There are a few reasons why digital liberties activists might not be connecting up with other strands of global justice activism, as I argued in my PhD. These include:
- Many (but not all!) digital liberties activists come from “geeky” backgrounds – they know a lot about copyright, or software, but not necessarily a lot about non-institutional politics or protest movements.
- Many digital liberties activists seem to want to avoid any association with left-wing politics, and often identify as libertarian, or as “apolitical” (despite the fact that they’re involved in intensely political projects).
- A significant proportion of digital liberties activism comes from a pro-capitalist perspective and is based on the assumption that we need to expand the economy and encourage more “innovation”. See, for example, techdirt‘s complaints that the TPPA is “against the basic principles of the free market and consumer rights”. This doesn’t tend to mesh well with anarchist/socialist perspectives, although there are some overlaps.
- As I’m learning more about digital liberties groups, it’s becoming clearer to me that many of those involved want to be identified as “serious” and capable of consultation. In fact, I suspect that many of them would resist the “activist” label, and would prefer to stick to formal lobbying activity, trying for inclusion in decision-making bodies.
However, while I can see the reasons that digital liberties activists might not want to link up with global justice activism against “free trade” agreements, I do think there are important arguments that they should at least consider:

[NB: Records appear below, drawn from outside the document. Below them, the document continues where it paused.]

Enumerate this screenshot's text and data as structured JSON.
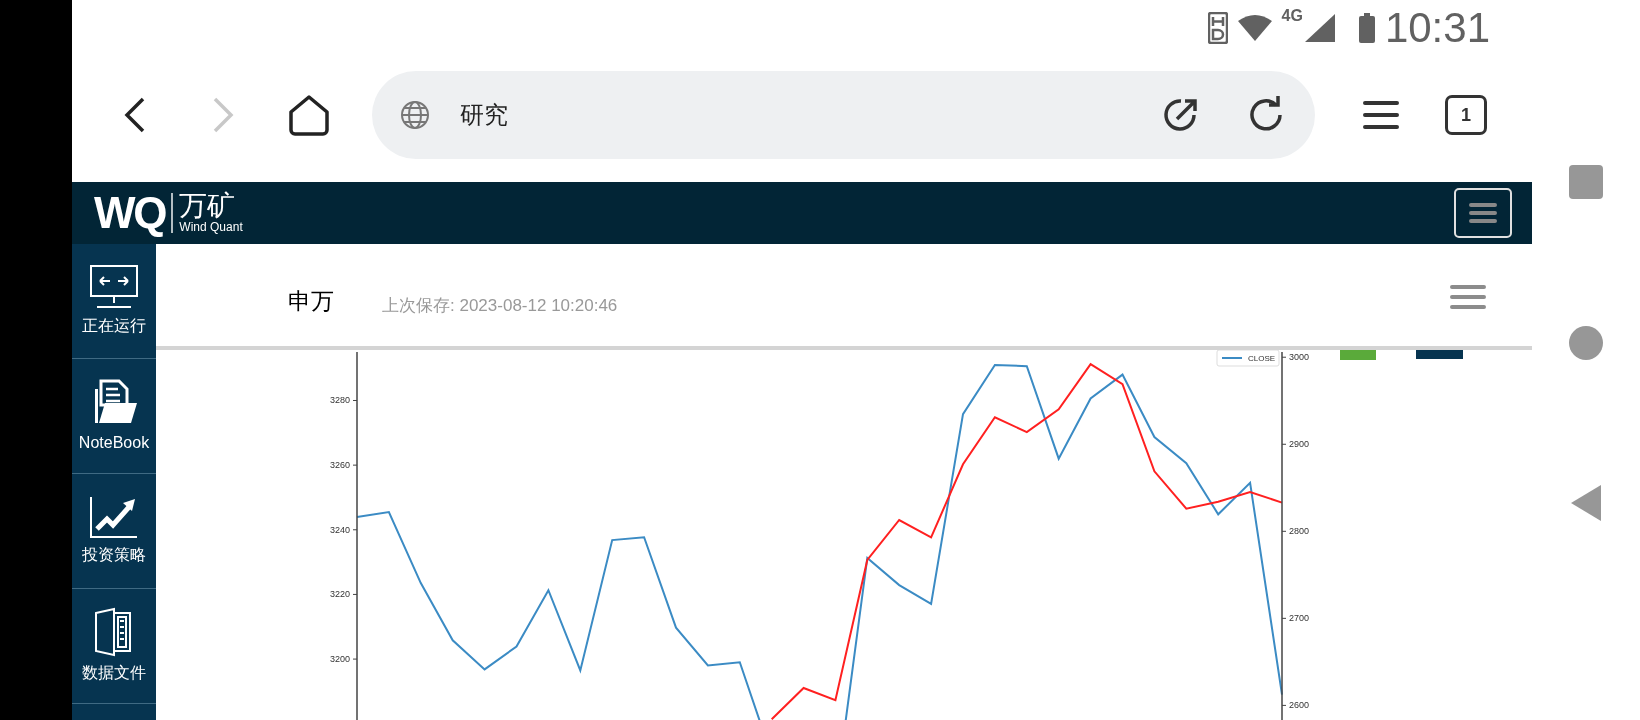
{
  "status_bar": {
    "network": "4G",
    "time": "10:31"
  },
  "browser": {
    "address": "研究",
    "tab_count": "1"
  },
  "app_header": {
    "logo_mark": "WQ",
    "logo_text": "万矿",
    "logo_subtitle": "Wind Quant"
  },
  "sidebar": {
    "items": [
      {
        "kind": "running",
        "label": "正在运行"
      },
      {
        "kind": "notebook",
        "label": "NoteBook"
      },
      {
        "kind": "strategy",
        "label": "投资策略"
      },
      {
        "kind": "data",
        "label": "数据文件"
      }
    ]
  },
  "page": {
    "title": "申万",
    "saved": "上次保存: 2023-08-12 10:20:46"
  },
  "chart": {
    "left_axis": {
      "chart_data": {
        "type": "line",
        "categories": [
          null,
          null,
          null,
          null,
          null,
          null,
          null,
          null,
          null,
          null,
          null,
          null,
          null,
          null,
          null,
          null,
          null,
          null,
          null,
          null,
          null,
          null,
          null,
          null,
          null,
          null,
          null,
          null,
          null,
          null
        ],
        "ylim": [
          3110,
          3295
        ],
        "yticks": [
          3200,
          3220,
          3240,
          3260,
          3280
        ],
        "series": [
          {
            "name": "CLOSE",
            "color": "#3b8bc4",
            "values": [
              3244,
              3245.5,
              3223.5,
              3205.8,
              3196.8,
              3203.9,
              3221.3,
              3196.5,
              3236.8,
              3237.7,
              3209.7,
              3198,
              3199,
              3170,
              null,
              3157,
              3231.3,
              3222.9,
              3217.1,
              3275.8,
              3291,
              3290.6,
              3262,
              3280.6,
              3288,
              3268.7,
              3260.6,
              3244.8,
              3254.5,
              3189
            ]
          }
        ]
      }
    },
    "right_axis": {
      "chart_data": {
        "type": "line",
        "categories": [
          null,
          null,
          null,
          null,
          null,
          null,
          null,
          null,
          null,
          null,
          null,
          null,
          null,
          null,
          null,
          null,
          null,
          null,
          null,
          null,
          null,
          null,
          null,
          null,
          null,
          null,
          null,
          null,
          null,
          null
        ],
        "ylim": [
          2319,
          3006
        ],
        "yticks": [
          2600,
          2700,
          2800,
          2900,
          3000
        ],
        "series": [
          {
            "color": "#ff2020",
            "values": [
              null,
              null,
              null,
              null,
              null,
              null,
              null,
              null,
              null,
              null,
              null,
              null,
              null,
              2584,
              2620,
              2606,
              2767,
              2813,
              2793,
              2877,
              2931,
              2914,
              2940,
              2992,
              2969,
              2869,
              2826,
              2834,
              2845,
              2833
            ]
          }
        ]
      }
    }
  }
}
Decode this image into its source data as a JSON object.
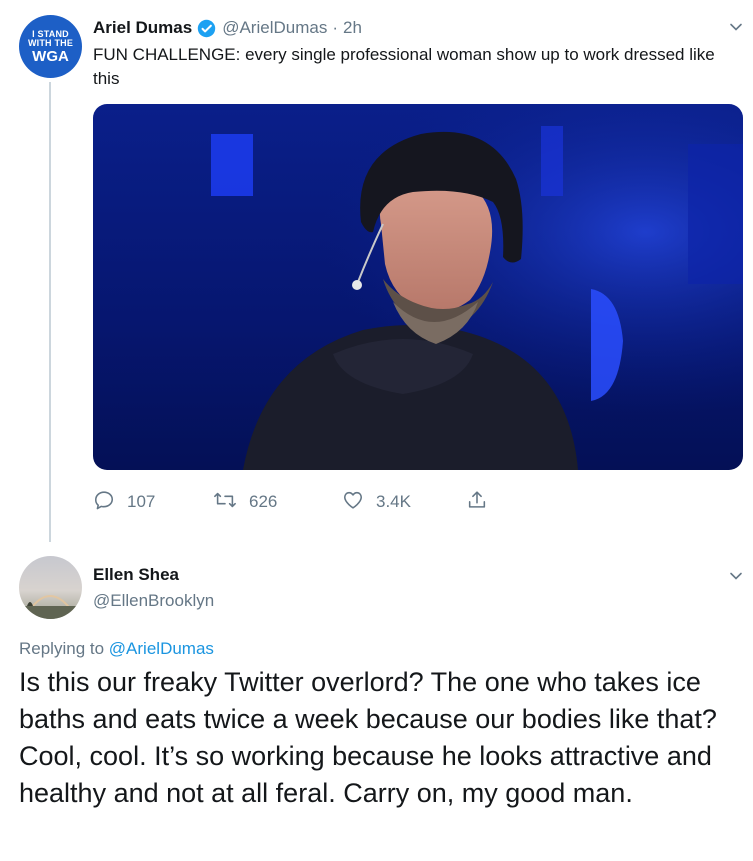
{
  "tweet1": {
    "avatar_lines": [
      "I STAND",
      "WITH THE",
      "WGA"
    ],
    "display_name": "Ariel Dumas",
    "handle": "@ArielDumas",
    "separator": "·",
    "time": "2h",
    "text": "FUN CHALLENGE: every single professional woman show up to work dressed like this",
    "actions": {
      "replies": "107",
      "retweets": "626",
      "likes": "3.4K"
    }
  },
  "tweet2": {
    "display_name": "Ellen Shea",
    "handle": "@EllenBrooklyn",
    "replying_prefix": "Replying to",
    "replying_to": "@ArielDumas",
    "text": "Is this our freaky Twitter overlord? The one who takes ice baths and eats twice a week because our bodies like that? Cool, cool. It’s so working because he looks attractive and healthy and not at all feral. Carry on, my good man."
  },
  "colors": {
    "accent": "#1da1f2",
    "link": "#1b95e0",
    "secondary_text": "#657786",
    "avatar_blue": "#1d5fc6"
  },
  "icons": [
    "verified-badge-icon",
    "chevron-down-icon",
    "reply-icon",
    "retweet-icon",
    "like-icon",
    "share-icon"
  ]
}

- There’s no point reinventing the wheel. Activists around the world have been involved in building critiques the processes used to create free trade agreements, bringing attention to the fact that these processes are undemocratic and opaque. Digital liberties activists might not fully agree with the critiques put forward by global justice activists, but they can draw on them.
- Building coalitions can be helpful, especially if they bring together a range of demographics. Demonstrating that proposed agreements are likely to have effects on people beyond a relatively small band of “knowledge workers” is a good way to put pressure on governments.
- If you want to get bring attention to intellectual property issues, you need to convince people that these issues will have some effect on their lives. Analysing them within the broader context of other provisions of free trade agreements is one way to do this.
I’ve argued elsewhere that global justice activists should be paying attention to digital liberties. I think it’s also important that digital liberties activists pay attention to what global justice activists are doing.